9. Intestinal bacteria influence food transit through the gut
10. Urinary Tract Infection Market (UTI): Gram-Negative Bacterial 2022 Epidemiology Forecasts in New Research Report at
11. Bel Marra Health Reports on Recent Research Revealing a Link Between Intestinal Bacteria and Rheumatoid Arthritis
Post Your Comments:
(Date:11/30/2015)... ... 30, 2015 , ... The Progressive Dental Institute ... 29 and 30, 2016. The course welcomes dental professionals and members of their ... how to better succeed in the modern dental marketplace. The course combines presentations ...

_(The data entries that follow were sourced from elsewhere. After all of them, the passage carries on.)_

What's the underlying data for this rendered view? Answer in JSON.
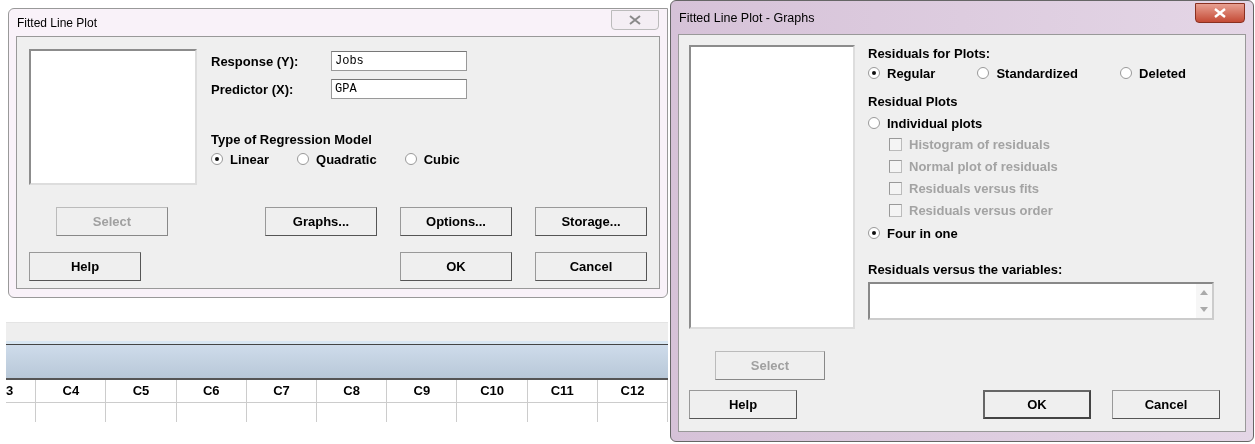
{
  "left_dialog": {
    "title": "Fitted Line Plot",
    "fields": [
      {
        "label": "Response (Y):",
        "value": "Jobs"
      },
      {
        "label": "Predictor (X):",
        "value": "GPA"
      }
    ],
    "model_group": {
      "label": "Type of Regression Model",
      "options": [
        {
          "label": "Linear",
          "selected": true
        },
        {
          "label": "Quadratic",
          "selected": false
        },
        {
          "label": "Cubic",
          "selected": false
        }
      ]
    },
    "button_rows": [
      {
        "left_buttons": [
          {
            "label": "Select",
            "disabled": true
          }
        ],
        "right_buttons": [
          {
            "label": "Graphs...",
            "disabled": false
          },
          {
            "label": "Options...",
            "disabled": false
          },
          {
            "label": "Storage...",
            "disabled": false
          }
        ]
      },
      {
        "left_buttons": [
          {
            "label": "Help",
            "disabled": false
          }
        ],
        "right_buttons": [
          {
            "label": "OK",
            "disabled": false
          },
          {
            "label": "Cancel",
            "disabled": false
          }
        ]
      }
    ]
  },
  "worksheet": {
    "columns": [
      "3",
      "C4",
      "C5",
      "C6",
      "C7",
      "C8",
      "C9",
      "C10",
      "C11",
      "C12"
    ]
  },
  "right_dialog": {
    "title": "Fitted Line Plot - Graphs",
    "residuals_for_plots": {
      "label": "Residuals for Plots:",
      "options": [
        {
          "label": "Regular",
          "selected": true
        },
        {
          "label": "Standardized",
          "selected": false
        },
        {
          "label": "Deleted",
          "selected": false
        }
      ]
    },
    "residual_plots": {
      "label": "Residual Plots",
      "options": [
        {
          "label": "Individual plots",
          "selected": false,
          "children": [
            {
              "label": "Histogram of residuals",
              "checked": false,
              "disabled": true
            },
            {
              "label": "Normal plot of residuals",
              "checked": false,
              "disabled": true
            },
            {
              "label": "Residuals versus fits",
              "checked": false,
              "disabled": true
            },
            {
              "label": "Residuals versus order",
              "checked": false,
              "disabled": true
            }
          ]
        },
        {
          "label": "Four in one",
          "selected": true
        }
      ]
    },
    "variables_field": {
      "label": "Residuals versus the variables:"
    },
    "select_button": {
      "label": "Select",
      "disabled": true
    },
    "left_buttons": [
      {
        "label": "Help",
        "disabled": false
      }
    ],
    "right_buttons": [
      {
        "label": "OK",
        "disabled": false
      },
      {
        "label": "Cancel",
        "disabled": false
      }
    ]
  }
}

(Date:11/30/2015)... , ... November 30, 2015 , ... ... key disease-causing component of bacteria could be effective in fighting methicillin-resistant Staphylococcus aureus ... State University. , Their study showed that small molecule analogs that target the ...
(Date:11/30/2015)... NJ (PRWEB) , ... November 30, 2015 , ... Dr. ... With three office locations, patients can visit Dr. Margulies to experience the best available ... to hold the title of "NJ Top Dentist"! , Orthodontics is the branch of ...
(Date:11/30/2015)... ... November 30, 2015 , ... ”Dying Words: The AIDS Reporting ... on December 1, 2015, to coincide with World AIDS Day. The multi-media project will ... covered the AIDS epidemic as he was dying of the disease. , A collaborative ...
(Date:11/30/2015)... ... November 30, 2015 , ... According to RF Safe, the ... scientist at Consumer Reports as supporting a “A Call for Clarity” on cell ... The original Nov 2015 CR story titled, “Does Cell-Phone Radiation Cause Cancer?” ...
Breaking Medicine News(10 mins):
(Date:11/30/2015)... -- Kevin Smith has been appointed Chief Commercial Officer ... wireless monitoring of vital signs.  As CCO based ... Smith will be responsible for the development and ... also directly oversee partnering with US hospitals and ... the first early warning detection device to be ...
(Date:11/30/2015)... Nov. 30, 2015  The fee-for-service reimbursement ... U.S. medical imaging is on its way ... care payer-provider contracts are set to phase ... wake, alter provider-vendor relationships. The shift to ... forward new purchasing frameworks in the medical ...
(Date:11/30/2015)... SAN DIEGO , Nov. 30, 2015 ... ARNA ) today announced that the U.S. Food ... New Drug Application (NDA) for an extended release formulation ... offer patients a chronic weight management treatment in a ... currently approved as an adjunct to a reduced-calorie diet ...
Breaking Medicine Technology: